> **The problem**:
Exact copies of the records below are required.

> **Dataset rows for apps and sites**:

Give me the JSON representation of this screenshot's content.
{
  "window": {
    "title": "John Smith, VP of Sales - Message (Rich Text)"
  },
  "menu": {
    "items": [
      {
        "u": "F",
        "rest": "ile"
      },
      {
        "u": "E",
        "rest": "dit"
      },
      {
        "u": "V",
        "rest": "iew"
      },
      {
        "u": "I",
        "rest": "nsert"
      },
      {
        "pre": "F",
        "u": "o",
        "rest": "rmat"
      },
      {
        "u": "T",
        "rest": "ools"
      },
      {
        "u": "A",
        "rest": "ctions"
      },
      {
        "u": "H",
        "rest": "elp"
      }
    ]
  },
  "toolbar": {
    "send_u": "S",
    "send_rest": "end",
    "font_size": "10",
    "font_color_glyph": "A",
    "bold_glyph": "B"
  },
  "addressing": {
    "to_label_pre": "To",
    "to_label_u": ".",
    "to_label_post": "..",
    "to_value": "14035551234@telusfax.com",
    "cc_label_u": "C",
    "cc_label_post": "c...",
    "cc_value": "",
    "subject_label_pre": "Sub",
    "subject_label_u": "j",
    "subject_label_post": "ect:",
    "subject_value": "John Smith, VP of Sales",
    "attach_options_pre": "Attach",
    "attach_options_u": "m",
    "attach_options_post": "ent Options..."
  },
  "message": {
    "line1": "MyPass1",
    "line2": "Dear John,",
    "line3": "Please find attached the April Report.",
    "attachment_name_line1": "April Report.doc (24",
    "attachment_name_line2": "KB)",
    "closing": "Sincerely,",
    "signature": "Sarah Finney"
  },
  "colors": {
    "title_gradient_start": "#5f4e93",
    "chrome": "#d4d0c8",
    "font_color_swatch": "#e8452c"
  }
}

> **Solution to this exercise**:
Give me the JSON representation of this screenshot's content.
{
  "window": {
    "title": "John Smith, VP of Sales - Message (Rich Text)"
  },
  "menu": {
    "items": [
      {
        "u": "F",
        "rest": "ile"
      },
      {
        "u": "E",
        "rest": "dit"
      },
      {
        "u": "V",
        "rest": "iew"
      },
      {
        "u": "I",
        "rest": "nsert"
      },
      {
        "pre": "F",
        "u": "o",
        "rest": "rmat"
      },
      {
        "u": "T",
        "rest": "ools"
      },
      {
        "u": "A",
        "rest": "ctions"
      },
      {
        "u": "H",
        "rest": "elp"
      }
    ]
  },
  "toolbar": {
    "send_u": "S",
    "send_rest": "end",
    "font_size": "10",
    "font_color_glyph": "A",
    "bold_glyph": "B"
  },
  "addressing": {
    "to_label_pre": "To",
    "to_label_u": ".",
    "to_label_post": "..",
    "to_value": "14035551234@telusfax.com",
    "cc_label_u": "C",
    "cc_label_post": "c...",
    "cc_value": "",
    "subject_label_pre": "Sub",
    "subject_label_u": "j",
    "subject_label_post": "ect:",
    "subject_value": "John Smith, VP of Sales",
    "attach_options_pre": "Attach",
    "attach_options_u": "m",
    "attach_options_post": "ent Options..."
  },
  "message": {
    "line1": "MyPass1",
    "line2": "Dear John,",
    "line3": "Please find attached the April Report.",
    "attachment_name_line1": "April Report.doc (24",
    "attachment_name_line2": "KB)",
    "closing": "Sincerely,",
    "signature": "Sarah Finney"
  },
  "colors": {
    "title_gradient_start": "#5f4e93",
    "chrome": "#d4d0c8",
    "font_color_swatch": "#e8452c"
  }
}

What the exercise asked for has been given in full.